  • Court Evaluation: The process typically involves formal court proceedings where evidence is presented regarding the father’s behavior and capacity to parent effectively. The court will hear from various parties, including social services, the child (depending on age and maturity), and both parents.
  • Expert Testimony: Psychological evaluations, social worker reports, and other expert testimonies might be used to assess the father’s parenting capacity and the impact of his behavior on the child.
  • Parental Rights: Depending on the degree of unfitness, the court may restrict or terminate the father’s parental rights. In less severe cases, supervised visitation might be ordered instead of complete termination.

Implications of Being Declared Unfit

  • Loss or Restriction of Parental Rights: An unfit father may lose certain parental rights, such as custody and unsupervised visitation. The rights can be fully or partially withdrawn depending on the severity of the case.
  • Possibility of Rehabilitation: Courts often consider whether the father is likely to change his behavior. Rehabilitation programs, counseling, and proof of change might lead to a reassessment of his fitness as a parent.

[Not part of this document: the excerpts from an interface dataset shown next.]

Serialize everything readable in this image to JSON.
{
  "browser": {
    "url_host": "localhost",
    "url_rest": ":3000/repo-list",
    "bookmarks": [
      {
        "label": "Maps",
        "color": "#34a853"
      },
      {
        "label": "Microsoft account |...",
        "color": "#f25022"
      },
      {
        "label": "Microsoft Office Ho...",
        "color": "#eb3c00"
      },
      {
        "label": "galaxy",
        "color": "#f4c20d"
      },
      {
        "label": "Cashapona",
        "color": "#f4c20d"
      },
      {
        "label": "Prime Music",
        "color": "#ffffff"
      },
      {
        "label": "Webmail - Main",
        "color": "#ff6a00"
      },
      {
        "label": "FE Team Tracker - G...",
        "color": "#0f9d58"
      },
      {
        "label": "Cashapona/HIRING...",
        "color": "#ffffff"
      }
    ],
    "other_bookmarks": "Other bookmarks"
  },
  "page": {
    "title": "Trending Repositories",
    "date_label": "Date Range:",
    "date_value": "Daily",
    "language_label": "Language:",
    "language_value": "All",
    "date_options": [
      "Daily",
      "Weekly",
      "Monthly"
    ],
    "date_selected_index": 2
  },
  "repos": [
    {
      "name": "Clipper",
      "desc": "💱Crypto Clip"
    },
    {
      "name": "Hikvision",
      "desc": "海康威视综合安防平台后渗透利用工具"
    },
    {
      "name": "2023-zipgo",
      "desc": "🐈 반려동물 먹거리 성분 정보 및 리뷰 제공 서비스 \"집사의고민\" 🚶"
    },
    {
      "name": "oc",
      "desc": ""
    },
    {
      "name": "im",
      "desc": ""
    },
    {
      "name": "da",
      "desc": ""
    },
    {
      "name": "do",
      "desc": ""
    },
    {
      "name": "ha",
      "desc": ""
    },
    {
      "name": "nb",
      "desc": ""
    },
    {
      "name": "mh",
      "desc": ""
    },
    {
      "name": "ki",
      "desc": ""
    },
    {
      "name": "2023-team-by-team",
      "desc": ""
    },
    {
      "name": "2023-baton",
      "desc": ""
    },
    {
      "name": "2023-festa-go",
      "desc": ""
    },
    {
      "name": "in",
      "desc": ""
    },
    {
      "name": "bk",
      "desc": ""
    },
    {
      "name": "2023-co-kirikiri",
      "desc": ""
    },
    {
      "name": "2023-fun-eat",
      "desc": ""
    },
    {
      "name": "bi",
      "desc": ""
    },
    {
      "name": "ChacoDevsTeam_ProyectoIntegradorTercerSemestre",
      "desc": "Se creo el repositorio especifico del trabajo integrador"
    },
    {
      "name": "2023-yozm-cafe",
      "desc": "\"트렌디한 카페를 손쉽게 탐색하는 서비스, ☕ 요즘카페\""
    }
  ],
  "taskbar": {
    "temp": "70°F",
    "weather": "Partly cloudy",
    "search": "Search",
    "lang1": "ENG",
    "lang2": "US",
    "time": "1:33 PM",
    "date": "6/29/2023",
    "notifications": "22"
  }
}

It’s important to understand that the label of “unfit” is not assigned lightly; it involves thorough legal processes and is always centered on safeguarding the child’s best interests.